● **Directions**
Return the following data exactly, with all pictures left out.
==== Data for this task
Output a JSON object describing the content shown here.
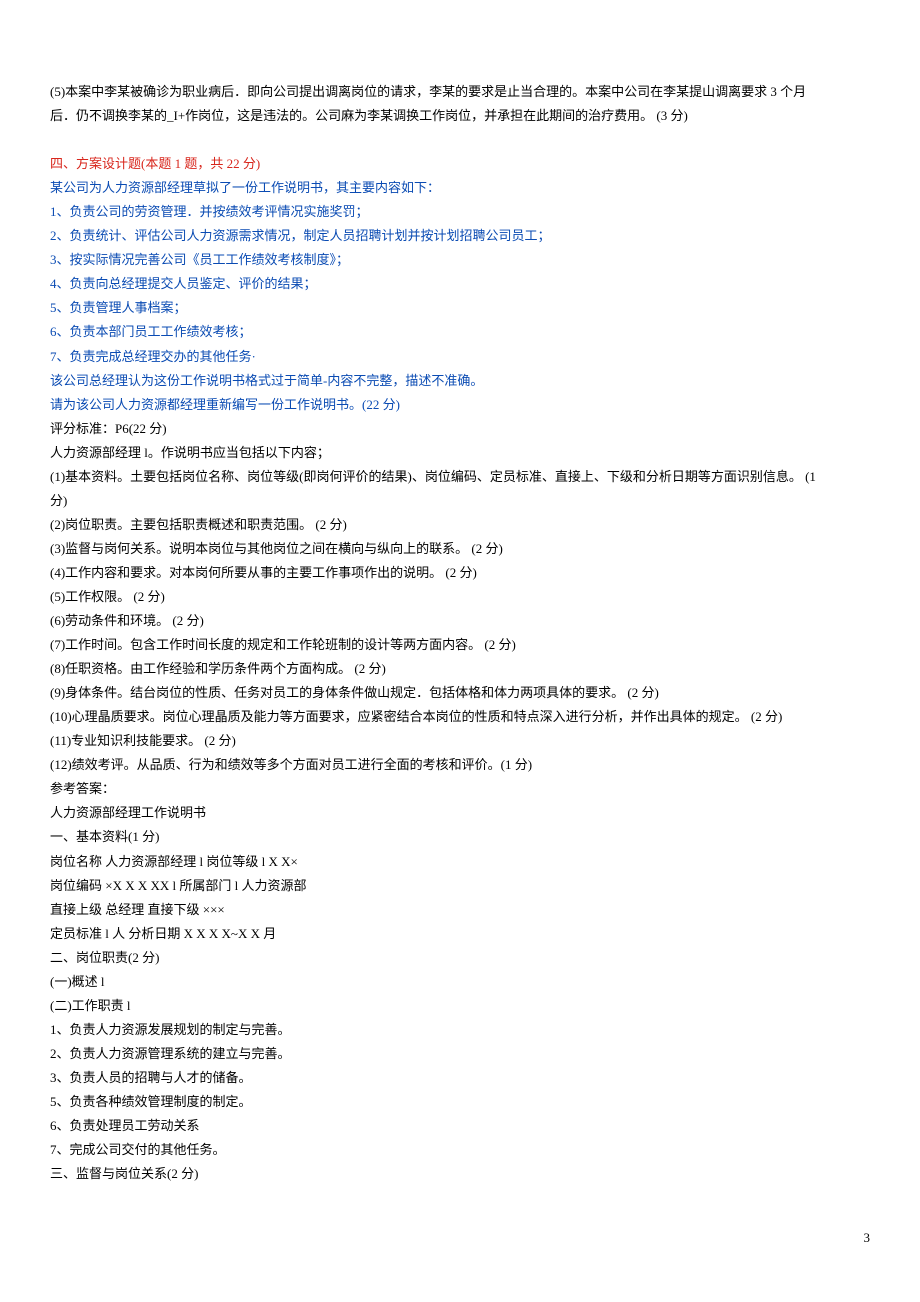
{
  "intro_l1": "(5)本案中李某被确诊为职业病后．即向公司提出调离岗位的请求，李某的要求是止当合理的。本案中公司在李某提山调离要求 3 个月",
  "intro_l2": "后．仍不调换李某的_I+作岗位，这是违法的。公司麻为李某调换工作岗位，并承担在此期间的治疗费用。 (3 分)",
  "section4_title": "四、方案设计题(本题 1 题，共 22 分)",
  "s4_p1": "某公司为人力资源部经理草拟了一份工作说明书，其主要内容如下：",
  "s4_i1": "1、负责公司的劳资管理．并按绩效考评情况实施奖罚；",
  "s4_i2": "2、负责统计、评估公司人力资源需求情况，制定人员招聘计划并按计划招聘公司员工；",
  "s4_i3": "3、按实际情况完善公司《员工工作绩效考核制度》；",
  "s4_i4": "4、负责向总经理提交人员鉴定、评价的结果；",
  "s4_i5": "5、负责管理人事档案；",
  "s4_i6": "6、负责本部门员工工作绩效考核；",
  "s4_i7": "7、负责完成总经理交办的其他任务·",
  "s4_p2": "该公司总经理认为这份工作说明书格式过于简单-内容不完整，描述不准确。",
  "s4_p3": "请为该公司人力资源都经理重新编写一份工作说明书。(22 分)",
  "std_title": "评分标准：P6(22 分)",
  "std_p1": "人力资源部经理 l。作说明书应当包括以下内容；",
  "std_i1a": "(1)基本资料。土要包括岗位名称、岗位等级(即岗何评价的结果)、岗位编码、定员标准、直接上、下级和分析日期等方面识别信息。 (1",
  "std_i1b": "分)",
  "std_i2": "(2)岗位职责。主要包括职责概述和职责范围。 (2 分)",
  "std_i3": "(3)监督与岗何关系。说明本岗位与其他岗位之间在横向与纵向上的联系。 (2 分)",
  "std_i4": "(4)工作内容和要求。对本岗何所要从事的主要工作事项作出的说明。 (2 分)",
  "std_i5": "(5)工作权限。 (2 分)",
  "std_i6": "(6)劳动条件和环境。 (2 分)",
  "std_i7": "(7)工作时间。包含工作时间长度的规定和工作轮班制的设计等两方面内容。 (2 分)",
  "std_i8": "(8)任职资格。由工作经验和学历条件两个方面构成。 (2 分)",
  "std_i9": "(9)身体条件。结台岗位的性质、任务对员工的身体条件做山规定．包括体格和体力两项具体的要求。 (2 分)",
  "std_i10": "(10)心理晶质要求。岗位心理晶质及能力等方面要求，应紧密结合本岗位的性质和特点深入进行分析，并作出具体的规定。 (2 分)",
  "std_i11": "(11)专业知识利技能要求。 (2 分)",
  "std_i12": "(12)绩效考评。从品质、行为和绩效等多个方面对员工进行全面的考核和评价。(1 分)",
  "ans_title": "参考答案：",
  "ans_p1": "人力资源部经理工作说明书",
  "ans_s1": "一、基本资料(1 分)",
  "ans_s1_l1": "岗位名称 人力资源部经理 l 岗位等级 l X X×",
  "ans_s1_l2": "岗位编码 ×X X X XX l 所属部门 l 人力资源部",
  "ans_s1_l3": "直接上级 总经理 直接下级 ×××",
  "ans_s1_l4": "定员标准 l 人 分析日期 X X X X~X X 月",
  "ans_s2": "二、岗位职责(2 分)",
  "ans_s2_l1": "(一)概述 l",
  "ans_s2_l2": "(二)工作职责 l",
  "ans_s2_i1": "1、负责人力资源发展规划的制定与完善。",
  "ans_s2_i2": "2、负责人力资源管理系统的建立与完善。",
  "ans_s2_i3": "3、负责人员的招聘与人才的储备。",
  "ans_s2_i5": "5、负责各种绩效管理制度的制定。",
  "ans_s2_i6": "6、负责处理员工劳动关系",
  "ans_s2_i7": "7、完成公司交付的其他任务。",
  "ans_s3": "三、监督与岗位关系(2 分)",
  "page_num": "3"
}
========
● **Answer space**
Output a JSON object describing the content shown here.
{
  "intro_l1": "(5)本案中李某被确诊为职业病后．即向公司提出调离岗位的请求，李某的要求是止当合理的。本案中公司在李某提山调离要求 3 个月",
  "intro_l2": "后．仍不调换李某的_I+作岗位，这是违法的。公司麻为李某调换工作岗位，并承担在此期间的治疗费用。 (3 分)",
  "section4_title": "四、方案设计题(本题 1 题，共 22 分)",
  "s4_p1": "某公司为人力资源部经理草拟了一份工作说明书，其主要内容如下：",
  "s4_i1": "1、负责公司的劳资管理．并按绩效考评情况实施奖罚；",
  "s4_i2": "2、负责统计、评估公司人力资源需求情况，制定人员招聘计划并按计划招聘公司员工；",
  "s4_i3": "3、按实际情况完善公司《员工工作绩效考核制度》；",
  "s4_i4": "4、负责向总经理提交人员鉴定、评价的结果；",
  "s4_i5": "5、负责管理人事档案；",
  "s4_i6": "6、负责本部门员工工作绩效考核；",
  "s4_i7": "7、负责完成总经理交办的其他任务·",
  "s4_p2": "该公司总经理认为这份工作说明书格式过于简单-内容不完整，描述不准确。",
  "s4_p3": "请为该公司人力资源都经理重新编写一份工作说明书。(22 分)",
  "std_title": "评分标准：P6(22 分)",
  "std_p1": "人力资源部经理 l。作说明书应当包括以下内容；",
  "std_i1a": "(1)基本资料。土要包括岗位名称、岗位等级(即岗何评价的结果)、岗位编码、定员标准、直接上、下级和分析日期等方面识别信息。 (1",
  "std_i1b": "分)",
  "std_i2": "(2)岗位职责。主要包括职责概述和职责范围。 (2 分)",
  "std_i3": "(3)监督与岗何关系。说明本岗位与其他岗位之间在横向与纵向上的联系。 (2 分)",
  "std_i4": "(4)工作内容和要求。对本岗何所要从事的主要工作事项作出的说明。 (2 分)",
  "std_i5": "(5)工作权限。 (2 分)",
  "std_i6": "(6)劳动条件和环境。 (2 分)",
  "std_i7": "(7)工作时间。包含工作时间长度的规定和工作轮班制的设计等两方面内容。 (2 分)",
  "std_i8": "(8)任职资格。由工作经验和学历条件两个方面构成。 (2 分)",
  "std_i9": "(9)身体条件。结台岗位的性质、任务对员工的身体条件做山规定．包括体格和体力两项具体的要求。 (2 分)",
  "std_i10": "(10)心理晶质要求。岗位心理晶质及能力等方面要求，应紧密结合本岗位的性质和特点深入进行分析，并作出具体的规定。 (2 分)",
  "std_i11": "(11)专业知识利技能要求。 (2 分)",
  "std_i12": "(12)绩效考评。从品质、行为和绩效等多个方面对员工进行全面的考核和评价。(1 分)",
  "ans_title": "参考答案：",
  "ans_p1": "人力资源部经理工作说明书",
  "ans_s1": "一、基本资料(1 分)",
  "ans_s1_l1": "岗位名称 人力资源部经理 l 岗位等级 l X X×",
  "ans_s1_l2": "岗位编码 ×X X X XX l 所属部门 l 人力资源部",
  "ans_s1_l3": "直接上级 总经理 直接下级 ×××",
  "ans_s1_l4": "定员标准 l 人 分析日期 X X X X~X X 月",
  "ans_s2": "二、岗位职责(2 分)",
  "ans_s2_l1": "(一)概述 l",
  "ans_s2_l2": "(二)工作职责 l",
  "ans_s2_i1": "1、负责人力资源发展规划的制定与完善。",
  "ans_s2_i2": "2、负责人力资源管理系统的建立与完善。",
  "ans_s2_i3": "3、负责人员的招聘与人才的储备。",
  "ans_s2_i5": "5、负责各种绩效管理制度的制定。",
  "ans_s2_i6": "6、负责处理员工劳动关系",
  "ans_s2_i7": "7、完成公司交付的其他任务。",
  "ans_s3": "三、监督与岗位关系(2 分)",
  "page_num": "3"
}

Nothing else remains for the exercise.